Market volatility and foreign exchange intervention in EMEs: what has changed?

BIS Papers  |  No 73  | 
22 October 2013

Huge swings in capital flows to and from emerging market economies (EMEs) over the past five years have led many countries to re-examine their foreign exchange market intervention strategies. Quite unlike their experiences in the early 2000s, several countries that had at different times resisted appreciation pressures suddenly found themselves having to intervene against strong depreciation pressures.

This volume, summarising the discussion and papers presented at the meeting of Deputy Governors of major EMEs in Basel on 21-22 February 2013, addresses three questions. First, what is the role of a flexible exchange rate in stabilising the economy and promoting financial development while preserving stability? Second, how have the motives and strategy behind the interventions changed since the 2008 global financial crisis? Finally, is intervention effective and, if so, how can its efficacy be measured?
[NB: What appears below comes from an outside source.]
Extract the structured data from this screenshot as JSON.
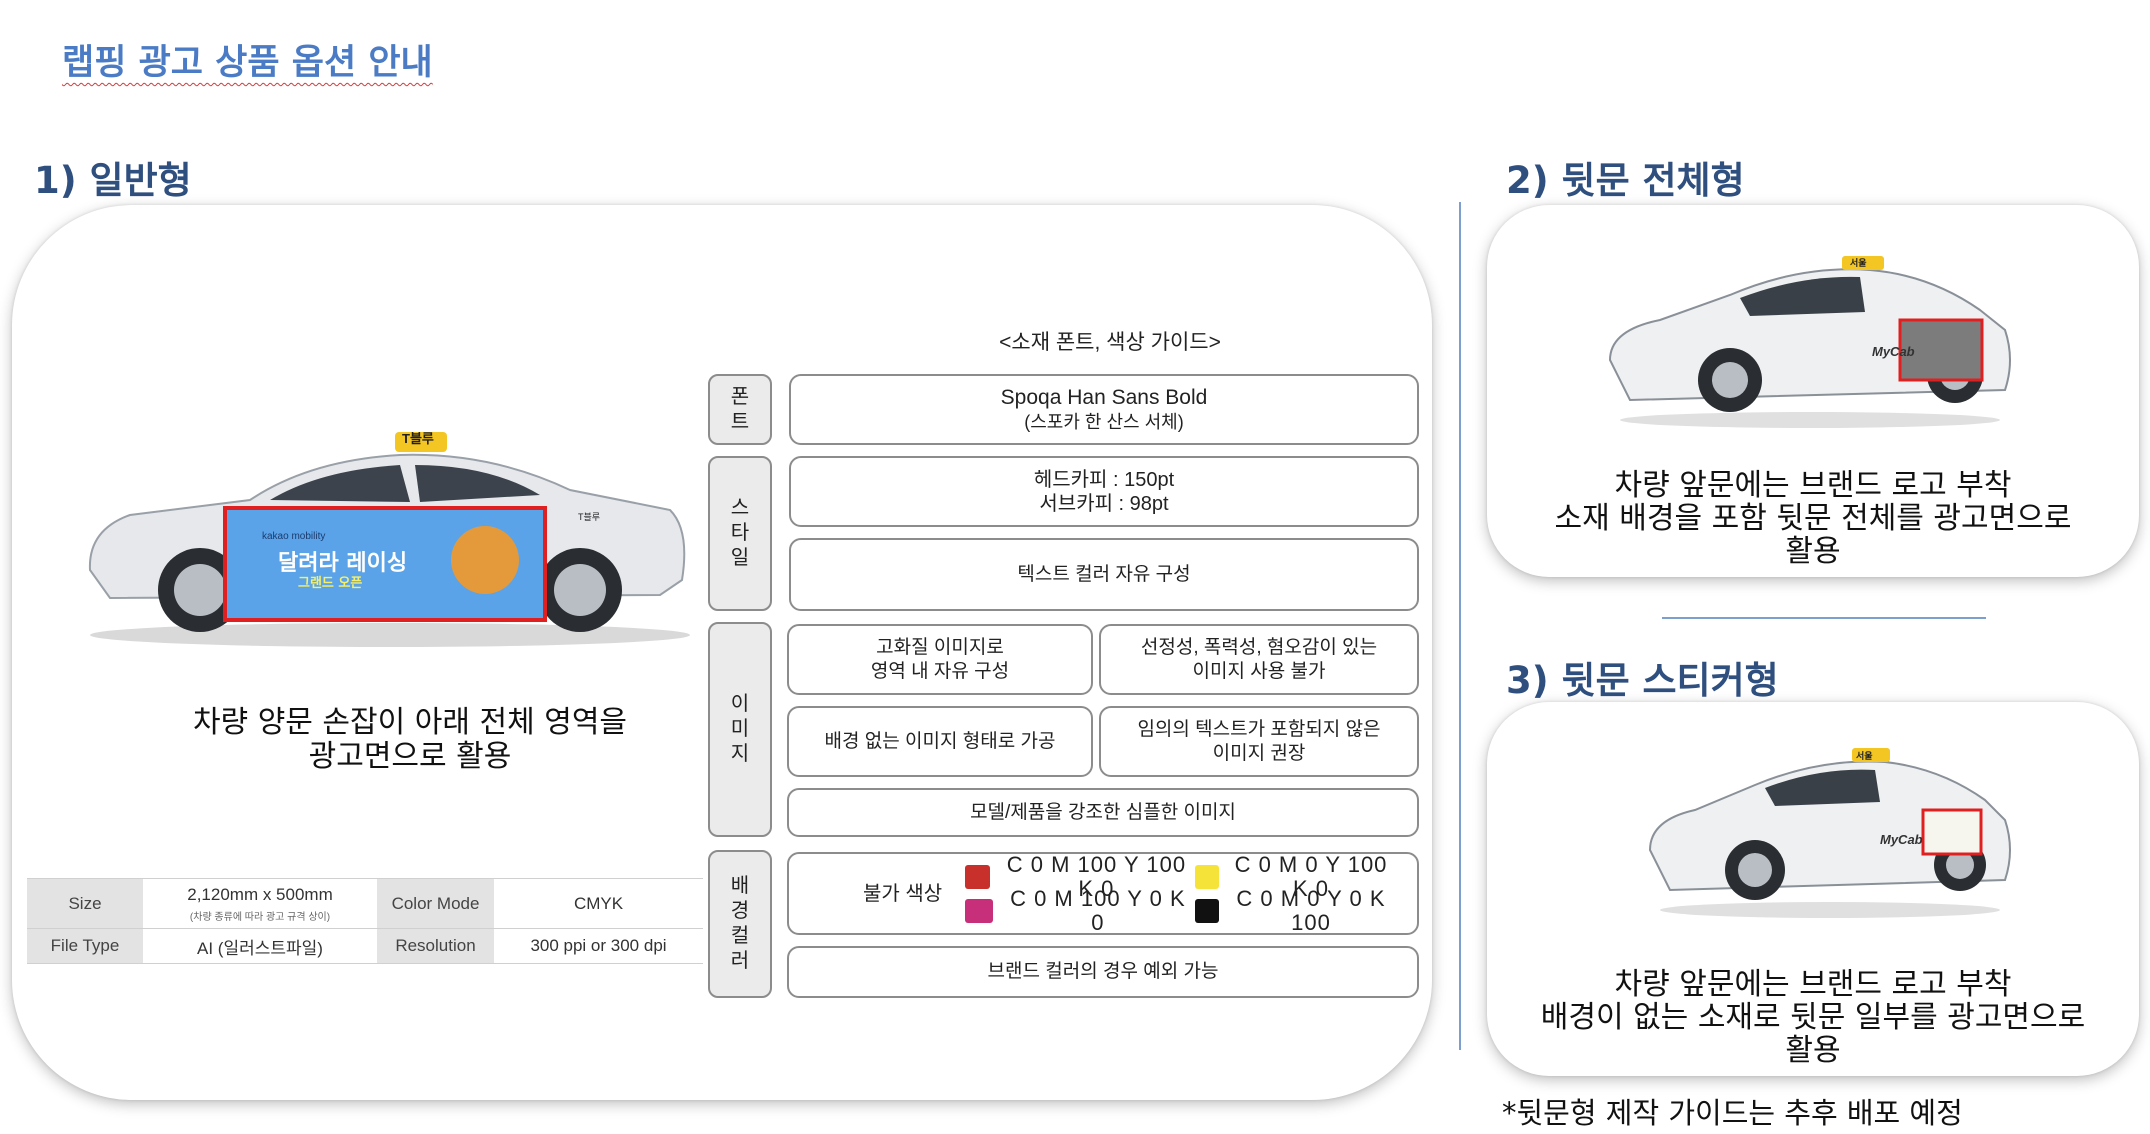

The general conclusion is that a flexible exchange rate can play a crucial role in smoothing output volatility in EMEs. But a highly volatile exchange rate can increase output volatility and itself become a source of vulnerability. Most official forex interventions in recent years have aimed to stem volatility, rather than to achieve a particular exchange rate. The majority view was that exchange rate intervention needs to be consistent with the monetary policy stance. Persistent, one-sided intervention, associated with a sharp expansion of central bank and commercial bank balance sheets, creates risks for the economy.

Yet there was no consensus about the effectiveness of forex intervention. Whereas intervention was viewed as an instrument that could in principle curb forex volatility and support market functioning, many participants were sceptical about its effectiveness in practice. While intervention may work mainly through the signalling channel, some of its effectiveness may be due to the fact that it was combined with other measures to moderate capital flows or prevent the build-up of certain positions in the foreign exchange market. In several cases, intervention had no persistent effects on the exchange rate and might have even exacerbated exchange rate volatility.

JEL classification: F31, E52, E58